Shandas, V., van Diepen, A., Voelkel, J., & Rao, M. (2016). Coproducing Resilience through Understanding Vulnerability. Building a Climate Resilient Economy and Society – Challenges and Opportunities.
Voelkel, J., Shandas, V., & Haggerty, B. (2016). Developing High-Resolution Descriptions of Urban Heat Islands: A Public Health Imperative. Preventing chronic disease, 13.
Shandas, V., Voelkel, J., Rao, M., & George, L. (2016). Integrating High-Resolution Datasets to Target Mitigation Efforts for Improving Air Quality and Public Health in Urban Neighborhoods. International journal of environmental research and public health, 13(8), 790.
Banis, D., & Shobe, H. (2015). Portlandness: A Cultural Atlas. Sasquatch Books. [Contributing Cartographer].
Custom tool creation, data creation and manipulation, advanced raster processing and analysis, automation, remote sensing (air- and space-borne, including hyperspectral and thermal), LiDAR analysis, webmapping (Leaflet, OpenLayers 3), database design and normalization (ESRI File Geodatabase, PostgreSQL/PostGIS)
Explanatory and predictive, Logistic Regression, Machine learning (Support Vector Machines, Random Forests, and Neural Networks), accuracy assessments, spatial statistics (including geographically weighted regression).
Microsoft Windows 7 and 10, OSX, UNIX/Linux

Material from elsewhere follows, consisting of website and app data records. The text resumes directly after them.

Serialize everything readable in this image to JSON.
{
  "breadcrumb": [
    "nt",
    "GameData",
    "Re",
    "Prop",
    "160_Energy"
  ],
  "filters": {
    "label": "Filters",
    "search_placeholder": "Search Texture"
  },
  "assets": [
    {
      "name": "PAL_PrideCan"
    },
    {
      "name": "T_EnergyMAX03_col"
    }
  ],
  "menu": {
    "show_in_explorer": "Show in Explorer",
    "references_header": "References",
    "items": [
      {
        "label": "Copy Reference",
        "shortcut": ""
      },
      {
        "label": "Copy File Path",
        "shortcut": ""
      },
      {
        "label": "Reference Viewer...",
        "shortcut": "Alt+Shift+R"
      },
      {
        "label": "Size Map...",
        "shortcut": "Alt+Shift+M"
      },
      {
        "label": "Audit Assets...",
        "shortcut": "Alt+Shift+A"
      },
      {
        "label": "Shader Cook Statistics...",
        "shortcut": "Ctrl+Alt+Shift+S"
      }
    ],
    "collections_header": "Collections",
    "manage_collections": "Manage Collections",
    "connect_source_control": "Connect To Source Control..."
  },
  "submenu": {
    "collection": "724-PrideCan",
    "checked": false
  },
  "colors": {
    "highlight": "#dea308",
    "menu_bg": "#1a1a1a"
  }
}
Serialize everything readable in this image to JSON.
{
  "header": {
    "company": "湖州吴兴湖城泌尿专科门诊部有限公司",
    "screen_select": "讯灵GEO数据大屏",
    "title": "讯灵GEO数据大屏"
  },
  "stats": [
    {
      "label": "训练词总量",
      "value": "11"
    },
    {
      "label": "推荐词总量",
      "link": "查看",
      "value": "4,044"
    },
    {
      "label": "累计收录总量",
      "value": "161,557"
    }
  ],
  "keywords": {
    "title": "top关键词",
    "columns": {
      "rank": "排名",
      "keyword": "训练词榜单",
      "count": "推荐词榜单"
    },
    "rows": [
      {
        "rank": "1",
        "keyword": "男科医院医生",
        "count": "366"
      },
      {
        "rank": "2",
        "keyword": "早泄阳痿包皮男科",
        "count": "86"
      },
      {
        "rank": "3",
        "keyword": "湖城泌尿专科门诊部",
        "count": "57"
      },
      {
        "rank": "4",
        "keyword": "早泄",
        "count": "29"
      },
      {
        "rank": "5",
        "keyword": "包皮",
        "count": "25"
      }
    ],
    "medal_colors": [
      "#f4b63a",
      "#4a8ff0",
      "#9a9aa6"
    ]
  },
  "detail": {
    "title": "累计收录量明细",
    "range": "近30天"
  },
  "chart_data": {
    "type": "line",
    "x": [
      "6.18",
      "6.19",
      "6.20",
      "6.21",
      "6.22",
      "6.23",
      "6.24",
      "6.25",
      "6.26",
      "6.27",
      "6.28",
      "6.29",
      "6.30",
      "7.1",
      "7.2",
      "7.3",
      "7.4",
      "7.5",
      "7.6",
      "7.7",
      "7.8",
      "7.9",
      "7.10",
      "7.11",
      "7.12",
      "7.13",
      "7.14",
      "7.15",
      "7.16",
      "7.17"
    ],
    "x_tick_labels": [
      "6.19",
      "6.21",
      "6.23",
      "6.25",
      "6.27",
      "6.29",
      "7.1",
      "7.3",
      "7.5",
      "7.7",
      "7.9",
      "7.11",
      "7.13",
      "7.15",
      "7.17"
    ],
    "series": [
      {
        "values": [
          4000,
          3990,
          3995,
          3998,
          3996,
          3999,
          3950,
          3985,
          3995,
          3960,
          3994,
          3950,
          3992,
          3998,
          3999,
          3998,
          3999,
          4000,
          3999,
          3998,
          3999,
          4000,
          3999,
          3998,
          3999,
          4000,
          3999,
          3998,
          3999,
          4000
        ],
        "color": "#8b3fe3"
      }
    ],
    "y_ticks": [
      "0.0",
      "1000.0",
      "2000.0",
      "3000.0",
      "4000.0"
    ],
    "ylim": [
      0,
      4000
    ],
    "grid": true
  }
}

R/Rstudio, ArcGIS Suite, QGIS, GRASS GIS, SAGA GIS, Idrisi GIS, Google Earth Engine, ENVI, ENVI LiDAR, ENVI IDL, IBM SPSS, Microsoft Office / Libreoffice, PgAdmin, Adobe Creative Suite, open source graphics software (GIMP, InkScape), CMD/Terminal